While fine from the off, there is a degree of tinkering that you can do to help the headset sound the best it can. In quiet moments (or no sound moments) you will get an audible hum through that you may not have experienced on older style stereo headsets; essentially a combination of ‘noisy’ optical output (the sound devices used in the consoles are hardly the best shielded of examples) and potentially interference from the powering of the headset, you can address this a little by modifying the volume and in some cases switching to ‘Cinema’ mode on the decoder. It’s an issue many headsets of this ilk face and so not one that should dissuade you from trying this pair. Like every pair of headphones, these will benefit from being ‘broken in’, with a standard suggestion of time being around thirty hours. Once you get there you will find clear sound with decent bass and treble ranges and good directional reproduction.
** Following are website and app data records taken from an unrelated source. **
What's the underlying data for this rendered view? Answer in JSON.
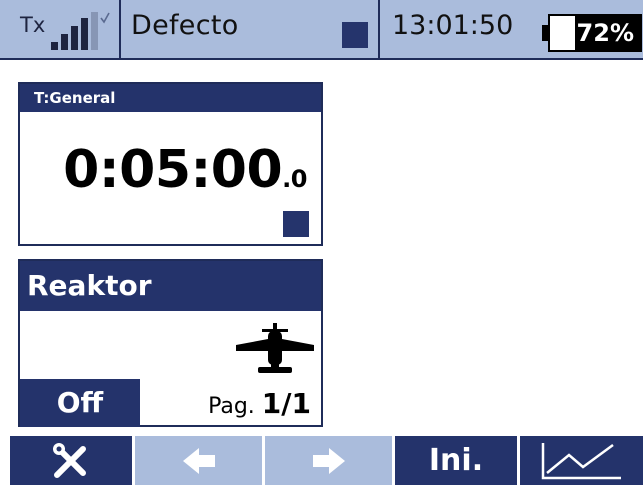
{
  "status_bar": {
    "tx_label": "Tx",
    "model_name": "Defecto",
    "clock": "13:01:50",
    "battery_percent_label": "72%",
    "battery_level": 0.72,
    "signal_bars": 4,
    "signal_icon": "signal-bars-icon",
    "flight_mode_color": "#25346c"
  },
  "timer_widget": {
    "title": "T:General",
    "time_main": "0:05:00",
    "time_tenths": ".0"
  },
  "model_widget": {
    "title": "Reaktor",
    "state": "Off",
    "page_prefix": "Pag.",
    "page_number": "1/1",
    "icon": "airplane-icon"
  },
  "toolbar": {
    "buttons": [
      {
        "name": "tools",
        "icon": "wrench-screwdriver-icon",
        "enabled": true
      },
      {
        "name": "prev-page",
        "icon": "arrow-left-icon",
        "enabled": false
      },
      {
        "name": "next-page",
        "icon": "arrow-right-icon",
        "enabled": false
      },
      {
        "name": "ini",
        "label": "Ini.",
        "enabled": true
      },
      {
        "name": "telemetry",
        "icon": "chart-line-icon",
        "enabled": true
      }
    ]
  },
  "colors": {
    "dark_blue": "#24336b",
    "light_blue": "#aabcdc",
    "border": "#1f2c59"
  }
}
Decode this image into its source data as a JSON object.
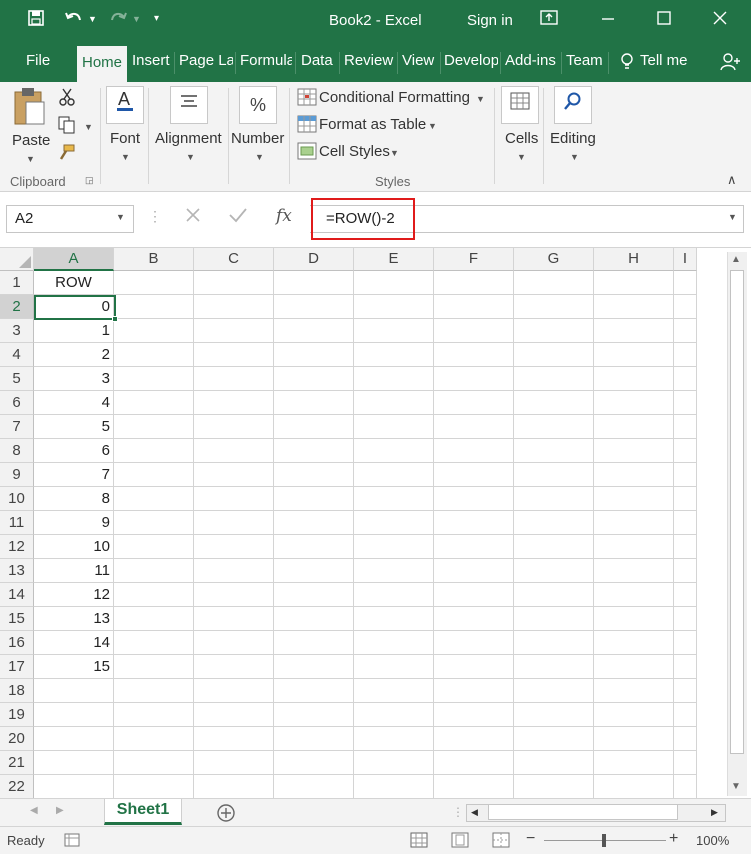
{
  "titlebar": {
    "save_icon": "save-icon",
    "undo_icon": "undo-icon",
    "redo_icon": "redo-icon",
    "customize_icon": "customize-icon",
    "title": "Book2 - Excel",
    "signin": "Sign in",
    "ribbon_display_icon": "ribbon-display-icon",
    "minimize_icon": "minimize-icon",
    "maximize_icon": "maximize-icon",
    "close_icon": "close-icon"
  },
  "tabs": {
    "file": "File",
    "home": "Home",
    "insert": "Insert",
    "page_layout": "Page La",
    "formulas": "Formula",
    "data": "Data",
    "review": "Review",
    "view": "View",
    "developer": "Develop",
    "addins": "Add-ins",
    "team": "Team",
    "tell_me": "Tell me",
    "share_icon": "share-icon"
  },
  "ribbon": {
    "paste": "Paste",
    "clipboard": "Clipboard",
    "font": "Font",
    "alignment": "Alignment",
    "number": "Number",
    "number_symbol": "%",
    "conditional_formatting": "Conditional Formatting",
    "format_as_table": "Format as Table",
    "cell_styles": "Cell Styles",
    "styles": "Styles",
    "cells": "Cells",
    "editing": "Editing"
  },
  "formula_bar": {
    "name_box": "A2",
    "formula": "=ROW()-2",
    "fx": "fx"
  },
  "grid": {
    "columns": [
      "A",
      "B",
      "C",
      "D",
      "E",
      "F",
      "G",
      "H",
      "I"
    ],
    "rows": [
      "1",
      "2",
      "3",
      "4",
      "5",
      "6",
      "7",
      "8",
      "9",
      "10",
      "11",
      "12",
      "13",
      "14",
      "15",
      "16",
      "17",
      "18",
      "19",
      "20",
      "21",
      "22"
    ],
    "a_values": [
      "ROW",
      "0",
      "1",
      "2",
      "3",
      "4",
      "5",
      "6",
      "7",
      "8",
      "9",
      "10",
      "11",
      "12",
      "13",
      "14",
      "15",
      "",
      "",
      "",
      "",
      ""
    ],
    "selected_cell": "A2"
  },
  "sheets": {
    "active": "Sheet1"
  },
  "status": {
    "ready": "Ready",
    "zoom": "100%"
  },
  "colors": {
    "excel_green": "#217346",
    "highlight_red": "#e01b1b"
  }
}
So, certainly a headset worthy of consideration, and one that has taken a step beyond the AX720 technology on which it is based. A word to the wise however – RRP looks to be heavily influenced by the associated branding, and you would be better off investing in these cans as and when the price drops by around a third. If the looks click with you, then you’ll end up with something that sounds great and looks badass – just don’t be put off when people point and smirk at the amount of light coming out of your ears.